Agrarian Reform - New Tasks for the 90s
Agrarian Reforms are measures designed to overcome obstacles
that are the result of shortcomings in the agrarian structure
and which are hindering economic and social development. Changes
in land tenure (ownership, tenancy and labour organization)
as well as changes in land use (reform of land management)
belong to these measures. Agrarian reforms usually have a
package of goals, comprising political, social as well as
economic components. Changes of power structure, the abolishment
of feudalism, an increase in equality of income and chances
of life and an increase of production and productivity play
an important role.
In recent years, the call for agrarian reform as well as
the execution of the actual measures have decreased considerably
because of several reasons:
- In a number of countries, reform laws led to an abolishment
of intermediaries and of large landlords, which decreased
the pressure for land reform. This is not to say that no
more measures are necessary. Especially in Latin America,
agrarian reform is still in its infant stage.
- While thirty years ago the peasantry demanded access
to land ("land to the tiller"), with an increasing
differentiation of the economy, nowadays the goal of the
rural youth is not so much access to a piece of land, but
access to income. Whatever the source: agriculture, industrial
work, trade or even work abroad. For many, agriculture is
only one among several options.
- In the eyes of many people, the "Green Revolution"
proved that agricultural develop ment is possible without
basic institutional changes like an agrarian reform. This,
however, is a short-sighted viewpoint. Growth without structural
changes leads to a situation, where the rich become richer,
and the poor become poorer. Only in case of
egalitarian agrarian structure do new technologies not lead
to social polarization, but rather to a healthy stratification
of the society.
- In some countries development has reached a stage at
which agriculture has become the activity of a minority,

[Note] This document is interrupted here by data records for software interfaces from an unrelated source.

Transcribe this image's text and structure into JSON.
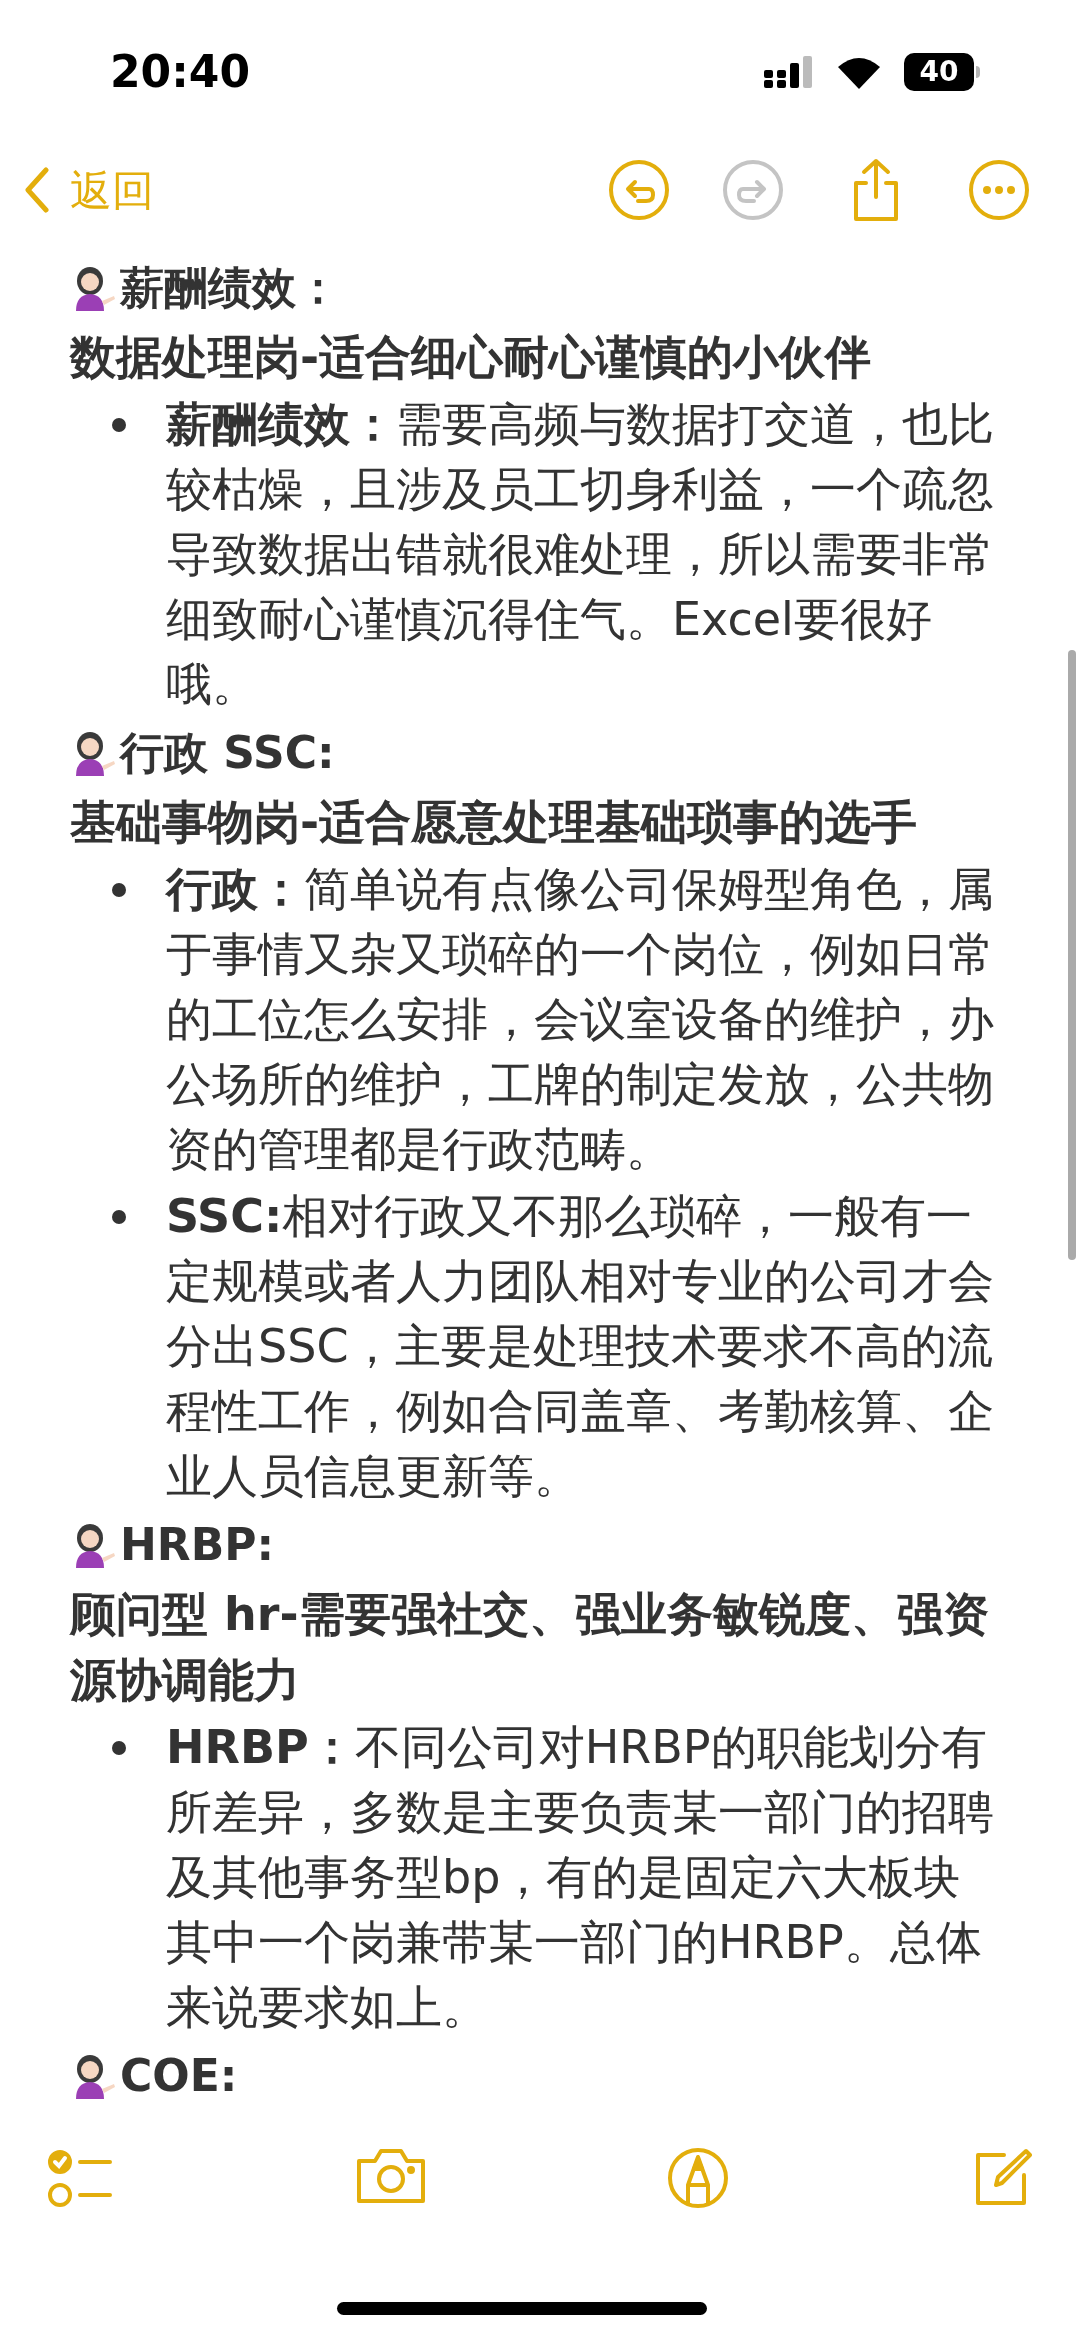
{
  "status_bar": {
    "time": "20:40",
    "battery": "40"
  },
  "nav": {
    "back": "返回",
    "undo": {
      "disabled": false
    },
    "redo": {
      "disabled": true
    }
  },
  "sections": [
    {
      "title": "薪酬绩效：",
      "subtitle": "数据处理岗-适合细心耐心谨慎的小伙伴",
      "bullets": [
        "**薪酬绩效：**需要高频与数据打交道，也比较枯燥，且涉及员工切身利益，一个疏忽导致数据出错就很难处理，所以需要非常细致耐心谨慎沉得住气。Excel要很好哦。"
      ]
    },
    {
      "title": "行政 SSC:",
      "subtitle": "基础事物岗-适合愿意处理基础琐事的选手",
      "bullets": [
        "**行政：**简单说有点像公司保姆型角色，属于事情又杂又琐碎的一个岗位，例如日常的工位怎么安排，会议室设备的维护，办公场所的维护，工牌的制定发放，公共物资的管理都是行政范畴。",
        "**SSC:**相对行政又不那么琐碎，一般有一定规模或者人力团队相对专业的公司才会分出SSC，主要是处理技术要求不高的流程性工作，例如合同盖章、考勤核算、企业人员信息更新等。"
      ]
    },
    {
      "title": "HRBP:",
      "subtitle": "顾问型 hr-需要强社交、强业务敏锐度、强资源协调能力",
      "bullets": [
        "**HRBP：**不同公司对HRBP的职能划分有所差异，多数是主要负责某一部门的招聘及其他事务型bp，有的是固定六大板块其中一个岗兼带某一部门的HRBP。总体来说要求如上。"
      ]
    },
    {
      "title": "COE:"
    }
  ]
}
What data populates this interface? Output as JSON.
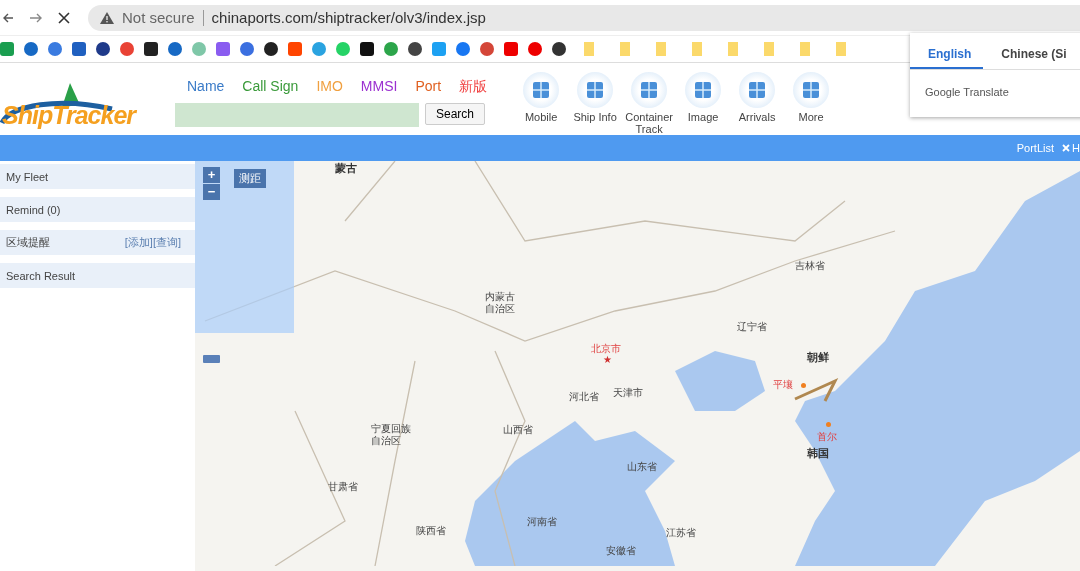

and at which only enlargement of small farms makes an in
come possible which is comparable to that of industrial
All these are no arguments against the need for changes in
land tenure, but only for a different type of land reform.
Land reform is an "unfinished business". Any agrarian
structure permanently has to adjust to changing circumstances,
and therefore this process will never end. As institutional
framework within which agricultural production occurs and
which is characterized by a specific way of life of the rural
population, the land tenure system is interrelated with the
natural, economic, social and political conditions. As these
conditions change, the land tenure system continually has
to be adapted to these changing situations.
Changing situations, however, influence goals of agrarian
reform and those of target groups. Currently the writer sees
two new spheres of ill-adapted relation of man and land, which
urgently require redress.